Plaintiff was subsequently
appointed counsel on January 17, 2017, and counsel was able to utilize the resources at
his disposal to quickly track down a working address for Defendant Moron once he
familiarized himself with the case.
10 / 13
In light of the unique circumstances present in this case involving a plaintiff with
limited resources as a prisoner, the Court does not find the delay in serving Defendant
Moron to be egregious or outrageous. Plaintiff’s conduct has not reached a point where it
can be characterized as threatening the integrity of the judicial process in this case. See
Rogers, 669 F.2d at 321. Accordingly, there is no record of a clear and egregious delay
that warrants the sanction of dismissal with prejudice of Plaintiff’s claim against
Likewise, the record does not show that Plaintiff’s delay in serving Defendant
Moron resulted from contumacious conduct. The Fifth Circuit has “recognized that it is
not a party’s negligence—regardless of how careless, inconsiderate, or understandably
exasperating—that makes conduct contumacious; instead it is the ‘stubborn resistance to
authority’ which justifies a dismissal with prejudice.” Millan, 546 F.3d at 327 (internal
quotations and citation omitted).
It is true that Plaintiff failed to comply with the December 14, 2015 Order to show
cause why his claims against Defendant Moron should not be dismissed without
prejudice for failure to timely serve her. However, his negligence in failing to respond is
no doubt attributable to his inability to discover any information about Defendant
Moron’s address after making inquiries with a TDCJ official and his uncle. In all other
respects, Plaintiff has complied with court orders and has diligently litigated his case.
Plaintiff’s conduct falls well short of being deemed contumacious and does not warrant
the sanction of dismissal with prejudice of Plaintiff’s claim against Defendant Moron.
11 / 13
With regard to the presence of any aggravating factors, Defendant Moron only

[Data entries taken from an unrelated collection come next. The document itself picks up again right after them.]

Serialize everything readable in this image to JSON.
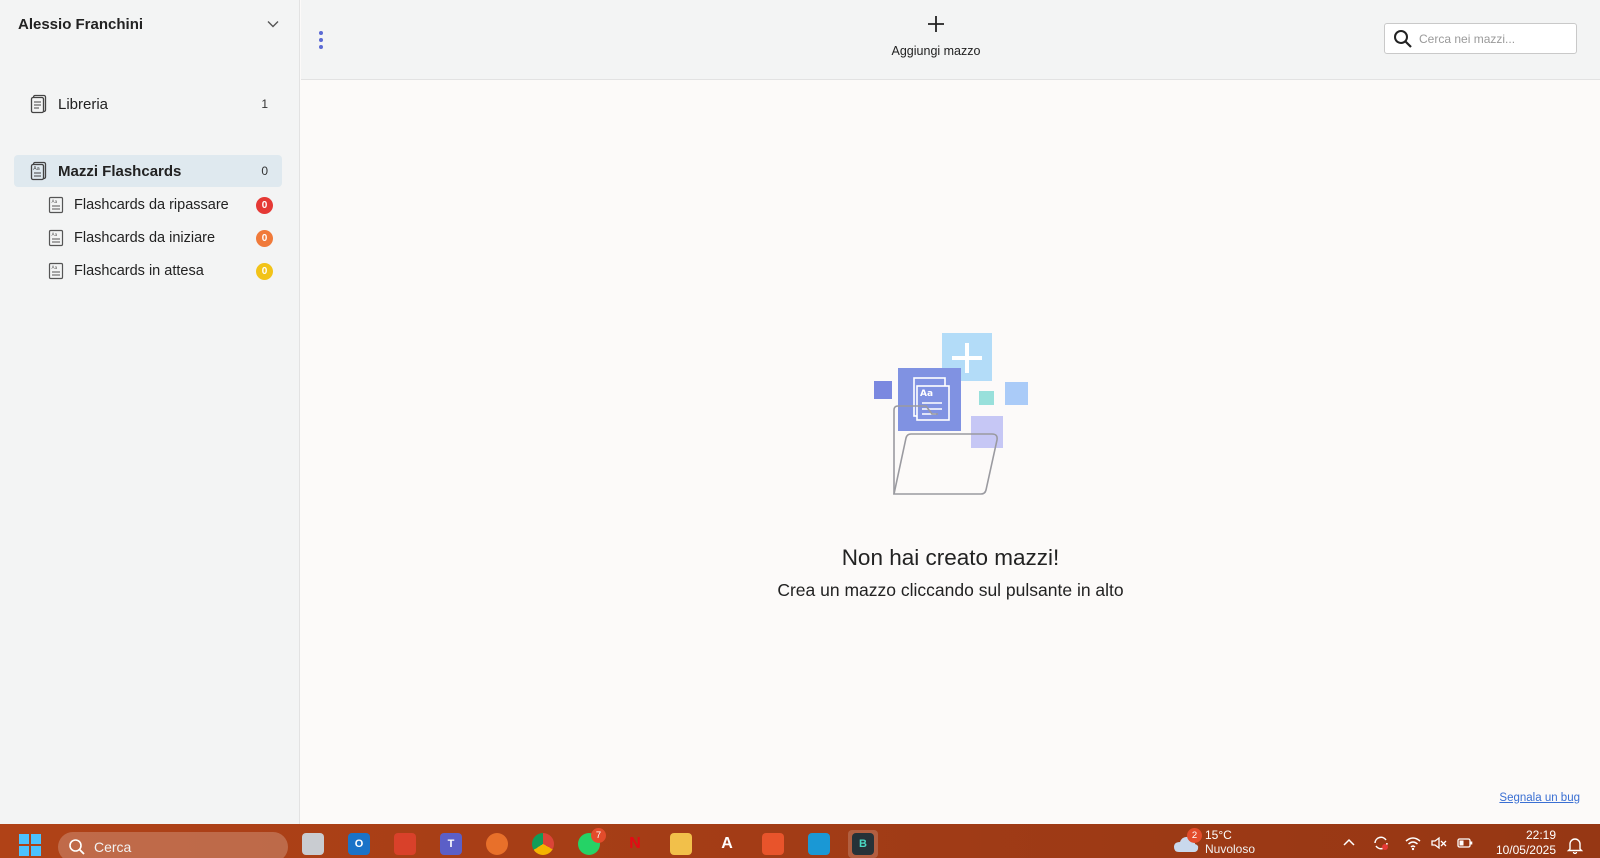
{
  "sidebar": {
    "user_name": "Alessio Franchini",
    "library": {
      "label": "Libreria",
      "count": "1"
    },
    "decks": {
      "label": "Mazzi Flashcards",
      "count": "0"
    },
    "sub_items": [
      {
        "label": "Flashcards da ripassare",
        "count": "0",
        "color": "#e53935"
      },
      {
        "label": "Flashcards da iniziare",
        "count": "0",
        "color": "#f07a3a"
      },
      {
        "label": "Flashcards in attesa",
        "count": "0",
        "color": "#f2c318"
      }
    ]
  },
  "toolbar": {
    "add_deck_label": "Aggiungi mazzo",
    "search_placeholder": "Cerca nei mazzi..."
  },
  "empty_state": {
    "title": "Non hai creato mazzi!",
    "subtitle": "Crea un mazzo cliccando sul pulsante in alto",
    "illustration_text": "Aa"
  },
  "footer": {
    "bug_link": "Segnala un bug"
  },
  "taskbar": {
    "search_label": "Cerca",
    "apps": [
      {
        "name": "task-view",
        "color": "#9aa0a6",
        "glyph": ""
      },
      {
        "name": "outlook",
        "color": "#1a73c8",
        "glyph": "O"
      },
      {
        "name": "app-red",
        "color": "#d9412a",
        "glyph": ""
      },
      {
        "name": "teams",
        "color": "#5b5fc7",
        "glyph": "T"
      },
      {
        "name": "firefox",
        "color": "#e8702a",
        "glyph": ""
      },
      {
        "name": "chrome",
        "color": "#2f8f4e",
        "glyph": ""
      },
      {
        "name": "whatsapp",
        "color": "#25d366",
        "glyph": "",
        "badge": "7"
      },
      {
        "name": "netflix",
        "color": "#c4151c",
        "glyph": "N"
      },
      {
        "name": "file-explorer",
        "color": "#f2c04a",
        "glyph": ""
      },
      {
        "name": "acrobat",
        "color": "#b82a2a",
        "glyph": "A"
      },
      {
        "name": "brave",
        "color": "#e8542b",
        "glyph": ""
      },
      {
        "name": "prime-video",
        "color": "#1a98d5",
        "glyph": ""
      },
      {
        "name": "flashcards-app",
        "color": "#263238",
        "glyph": "B"
      }
    ],
    "weather": {
      "badge": "2",
      "temp": "15°C",
      "condition": "Nuvoloso"
    },
    "clock": {
      "time": "22:19",
      "date": "10/05/2025"
    }
  }
}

argues that she will suffer prejudice by having to defend against a deliberate indifference
claim related to an incident that occurred almost four years ago. (D.E. 88, p. 3). Such

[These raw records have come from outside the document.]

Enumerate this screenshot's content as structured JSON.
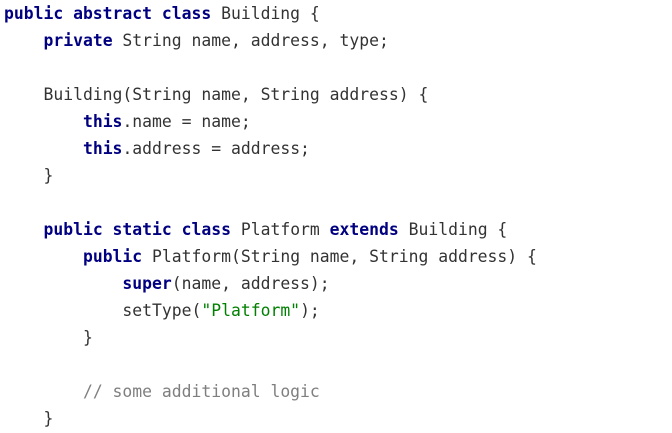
{
  "code_lines": [
    [
      {
        "t": "public abstract class",
        "k": "kw"
      },
      {
        "t": " Building {"
      }
    ],
    [
      {
        "t": "    "
      },
      {
        "t": "private",
        "k": "kw"
      },
      {
        "t": " String name, address, type;"
      }
    ],
    [],
    [
      {
        "t": "    Building(String name, String address) {"
      }
    ],
    [
      {
        "t": "        "
      },
      {
        "t": "this",
        "k": "kw"
      },
      {
        "t": ".name = name;"
      }
    ],
    [
      {
        "t": "        "
      },
      {
        "t": "this",
        "k": "kw"
      },
      {
        "t": ".address = address;"
      }
    ],
    [
      {
        "t": "    }"
      }
    ],
    [],
    [
      {
        "t": "    "
      },
      {
        "t": "public static class",
        "k": "kw"
      },
      {
        "t": " Platform "
      },
      {
        "t": "extends",
        "k": "kw"
      },
      {
        "t": " Building {"
      }
    ],
    [
      {
        "t": "        "
      },
      {
        "t": "public",
        "k": "kw"
      },
      {
        "t": " Platform(String name, String address) {"
      }
    ],
    [
      {
        "t": "            "
      },
      {
        "t": "super",
        "k": "kw"
      },
      {
        "t": "(name, address);"
      }
    ],
    [
      {
        "t": "            setType("
      },
      {
        "t": "\"Platform\"",
        "k": "str"
      },
      {
        "t": ");"
      }
    ],
    [
      {
        "t": "        }"
      }
    ],
    [],
    [
      {
        "t": "        "
      },
      {
        "t": "// some additional logic",
        "k": "cmt"
      }
    ],
    [
      {
        "t": "    }"
      }
    ]
  ]
}
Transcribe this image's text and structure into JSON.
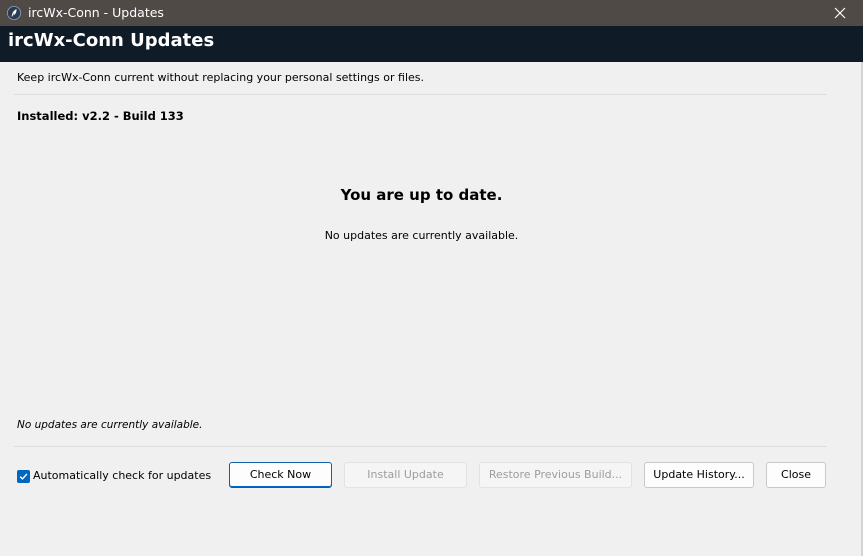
{
  "window": {
    "title": "ircWx-Conn - Updates",
    "close_symbol": "✕"
  },
  "banner": {
    "title": "ircWx-Conn Updates"
  },
  "content": {
    "description": "Keep ircWx-Conn current without replacing your personal settings or files.",
    "installed": "Installed: v2.2 - Build 133",
    "headline": "You are up to date.",
    "subline": "No updates are currently available.",
    "status": "No updates are currently available."
  },
  "footer": {
    "auto_check_label": "Automatically check for updates",
    "auto_check_checked": true,
    "buttons": {
      "check_now": "Check Now",
      "install_update": "Install Update",
      "restore_previous": "Restore Previous Build...",
      "update_history": "Update History...",
      "close": "Close"
    }
  },
  "icons": {
    "app": "feather-icon",
    "close": "close-icon",
    "check": "checkmark-icon"
  },
  "colors": {
    "titlebar": "#504a47",
    "banner": "#0f1b26",
    "accent": "#0067c0",
    "background": "#f0f0f0"
  }
}
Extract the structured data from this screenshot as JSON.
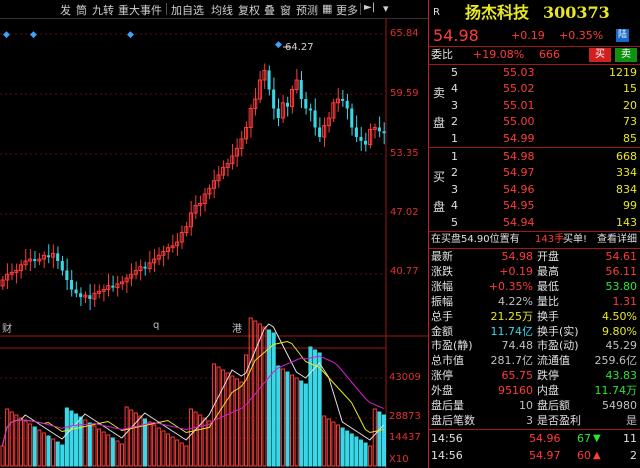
{
  "toolbar": {
    "items": [
      "发",
      "筒",
      "九转",
      "重大事件",
      "加自选",
      "均线",
      "复权",
      "叠",
      "窗",
      "预测",
      "更多"
    ]
  },
  "chart": {
    "price_ticks": [
      "65.84",
      "59.59",
      "53.35",
      "47.02",
      "40.77"
    ],
    "volume_ticks": [
      "43009",
      "28873",
      "14437",
      "X10"
    ],
    "marks": [
      "财",
      "q",
      "港"
    ],
    "peak_label": "64.27"
  },
  "quote": {
    "r_badge": "R",
    "name": "扬杰科技",
    "code": "300373",
    "price": "54.98",
    "change": "+0.19",
    "change_pct": "+0.35%",
    "lu": "陆",
    "weibi_label": "委比",
    "weibi_value": "+19.08%",
    "weibi_diff": "666",
    "buy_btn": "买",
    "sell_btn": "卖",
    "sell_label": [
      "卖",
      "盘"
    ],
    "buy_label": [
      "买",
      "盘"
    ],
    "asks": [
      {
        "level": "5",
        "price": "55.03",
        "vol": "1219"
      },
      {
        "level": "4",
        "price": "55.02",
        "vol": "15"
      },
      {
        "level": "3",
        "price": "55.01",
        "vol": "20"
      },
      {
        "level": "2",
        "price": "55.00",
        "vol": "73"
      },
      {
        "level": "1",
        "price": "54.99",
        "vol": "85"
      }
    ],
    "bids": [
      {
        "level": "1",
        "price": "54.98",
        "vol": "668"
      },
      {
        "level": "2",
        "price": "54.97",
        "vol": "334"
      },
      {
        "level": "3",
        "price": "54.96",
        "vol": "834"
      },
      {
        "level": "4",
        "price": "54.95",
        "vol": "99"
      },
      {
        "level": "5",
        "price": "54.94",
        "vol": "143"
      }
    ],
    "notice_prefix": "在买盘54.90位置有",
    "notice_amount": "143手",
    "notice_suffix": "买单!",
    "notice_link": "查看详细",
    "stats": [
      {
        "l1": "最新",
        "v1": "54.98",
        "c1": "red",
        "l2": "开盘",
        "v2": "54.61",
        "c2": "red"
      },
      {
        "l1": "涨跌",
        "v1": "+0.19",
        "c1": "red",
        "l2": "最高",
        "v2": "56.11",
        "c2": "red"
      },
      {
        "l1": "涨幅",
        "v1": "+0.35%",
        "c1": "red",
        "l2": "最低",
        "v2": "53.80",
        "c2": "green"
      },
      {
        "l1": "振幅",
        "v1": "4.22%",
        "c1": "grey",
        "l2": "量比",
        "v2": "1.31",
        "c2": "red"
      },
      {
        "l1": "总手",
        "v1": "21.25万",
        "c1": "yellow",
        "l2": "换手",
        "v2": "4.50%",
        "c2": "yellow"
      },
      {
        "l1": "金额",
        "v1": "11.74亿",
        "c1": "cyan",
        "l2": "换手(实)",
        "v2": "9.80%",
        "c2": "yellow"
      },
      {
        "l1": "市盈(静)",
        "v1": "74.48",
        "c1": "grey",
        "l2": "市盈(动)",
        "v2": "45.29",
        "c2": "grey"
      },
      {
        "l1": "总市值",
        "v1": "281.7亿",
        "c1": "grey",
        "l2": "流通值",
        "v2": "259.6亿",
        "c2": "grey"
      },
      {
        "l1": "涨停",
        "v1": "65.75",
        "c1": "red",
        "l2": "跌停",
        "v2": "43.83",
        "c2": "green"
      },
      {
        "l1": "外盘",
        "v1": "95160",
        "c1": "red",
        "l2": "内盘",
        "v2": "11.74万",
        "c2": "green"
      },
      {
        "l1": "盘后量",
        "v1": "10",
        "c1": "grey",
        "l2": "盘后额",
        "v2": "54980",
        "c2": "grey"
      },
      {
        "l1": "盘后笔数",
        "v1": "3",
        "c1": "grey",
        "l2": "是否盈利",
        "v2": "是",
        "c2": "grey"
      }
    ],
    "ticks": [
      {
        "time": "14:56",
        "price": "54.96",
        "vol": "67",
        "dir": "down",
        "count": "11"
      },
      {
        "time": "14:56",
        "price": "54.97",
        "vol": "60",
        "dir": "up",
        "count": "2"
      }
    ]
  },
  "colors": {
    "up": "#ff3b3b",
    "down": "#2ee62e",
    "bg": "#000000",
    "accent": "#38d8e8"
  }
}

prejudice is minimal compared to the prejudice Plaintiff will suffer by having his
deliberate indifference claim against Defendant Moron barred from review.
The record reflects that discovery in this case is open until August 31, 2017, and

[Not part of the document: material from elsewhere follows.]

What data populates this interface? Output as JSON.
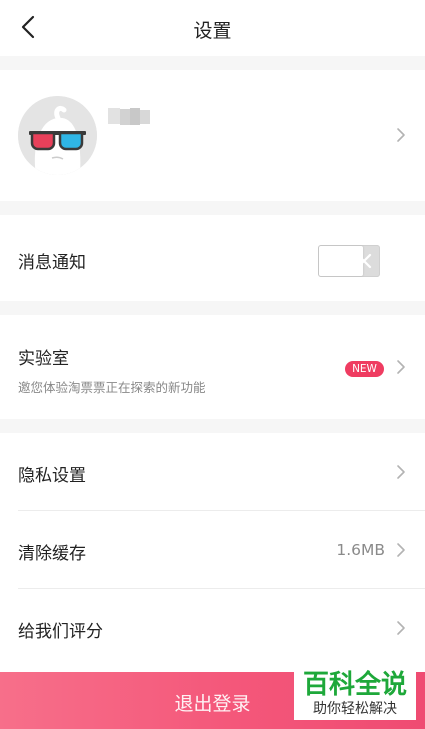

that the deadline to file experts has yet to expire.
While the Court’s
Scheduling Order states that the deadline for filing dispositive motions is closed,
Defendant Moron would have the opportunity to reopen the deadline for good cause
shown. (See D.E. 83). Defendant Moron retains the opportunity like all of her codefendants to participate in discovery and to file a dispositive motion as to any claims
asserted against her. Thus, any prejudice accruing toward Defendant Moron in having to
defend this case on the merits is insufficient to require dismissal with prejudice.
Defendant has failed to show that any aggravating factors are present to warrant
the dismissal with prejudice of Plaintiff’s deliberate indifference claim. The Court,
therefore, will exercise its discretion to extend the time for service of Defendant Moron
retroactively through and including April 24, 2017.
See Scott v. Cypress Creek
Emergency Med. Services, No. H-06-1436, 2007 WL 2209268, at *3 (S.D. Tex. Jul. 27,
2007) (holding that, “in the exercise of its discretion, the court extends the time for
service of process to . . . the date that the return of service as to [the defendant] was filed
with the court”).
12 / 13
Based on the foregoing, it is hereby ORDERED that Defendant Moron’s Motion
to Dismiss Pursuant to Rule 12(b)(5) and 4(m) for failure to effectuate timely service
(D.E. 88) is DENIED. In the exercise of its discretion, the Court EXTENDS the period
for effecting service of the summons and original complaint upon Defendant Moron to
April 24, 2017. Defendant Moron shall have though and including July 7, 2017, to file
ORDERED this 12th day of June, 2017.
NELVA GONZALES RAMOS
UNITED STATES DISTRICT JUDGE
13 / 13
Disclaimer: Justia Dockets & Filings provides public litigation records from the federal appellate and district courts. These filings and docket sheets should not be considered findings of fact or liability, nor do they necessarily reflect the view of Justia.
Why Is My Information Online?